Some of the big concerns with the shuttle computers were all the solder connections -- it was bit-slice with magnetic core ram. Annother concern was micro-meteorite damage to a computer.
With the automotive computers the concerns are more:
1) differences between the testing code that is run and the operational code and hitting an uncovered area on the design, or a marginal area on the design.
Another concern with the automotive parts is via's in the die opening up under repeated thermal cycling - (In which case one should probably shut down as one does not know how much of the die is starting to come apart)
@wmwmurray01: Obvious you have not done much work on your own car, or gotten into a helicopter you have had to help work on, and head up a mountain
Guilty as charged -- cars are one of those things that I understand theoretically -- but don;t have a clue what I'm duing when I'm lying underneath one with oil dripping on my head from the big watchmacallit next to the doohickey
Another approach to reliability is to implement the application with two different types of designs. You can have different programmers implement the design differently and this reduces the possibility of a software bug failing in the same way when a single deisgn is just copied to two CPUs. Another approach is to use a different technology (perhaps an FPGA) to implement the second design. This reduces the chance of a bug showing up in both implementations at the same time even more.
Believe in one (Hard) the operations in the two CPU's occur at the same time, in Soft there is a Time Delay (to prevent a common error, such as power rail noise, or ionizing radiation, or other error(soft or hard) from producing incorrect results. (Lockstep refered originally to prisoners marching at close interval)(In the Royal Marine's this was known as Half-Interval March)
Max -- Believe the Space Shuttle Computers actually used 3 voting, and one hot spare, plus a tertiary back up.
This is pretty interesting for a sub $10 part, as it gives one a safety certified CPU / OS / and Tools at quite a reasonable price (Heaven Knows Cars are Expensive These days) Speed is up to 180MHZ for an ARM R4 Core with Floating Point, so it should offer enough Zip to do many of the calculations to do things like boost fuel economy, cut emissions, etc)

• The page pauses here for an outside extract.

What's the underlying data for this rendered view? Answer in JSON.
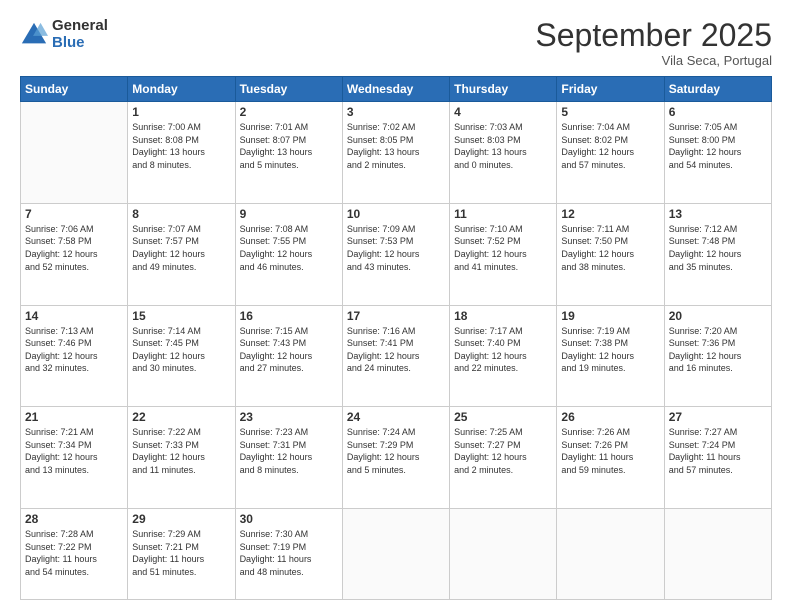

For many applications one just wants to detect a fault and restart / halt -- as one may not know if a mechanical fault(most common at the system level), power supply fault(most common electrical), or some other fault has happened.
(Obvious you have not done much work on your own car, or gotten into a helicopter you have had to help work on, and head up a mountain)
Blog Doing Math in FPGAs Tom Burke 20 comments For a recent project, I explored doing "real" (that is, non-integer) math on a Spartan 3 FPGA. FPGAs, by their nature, do integer math. That is, there's no floating-point ...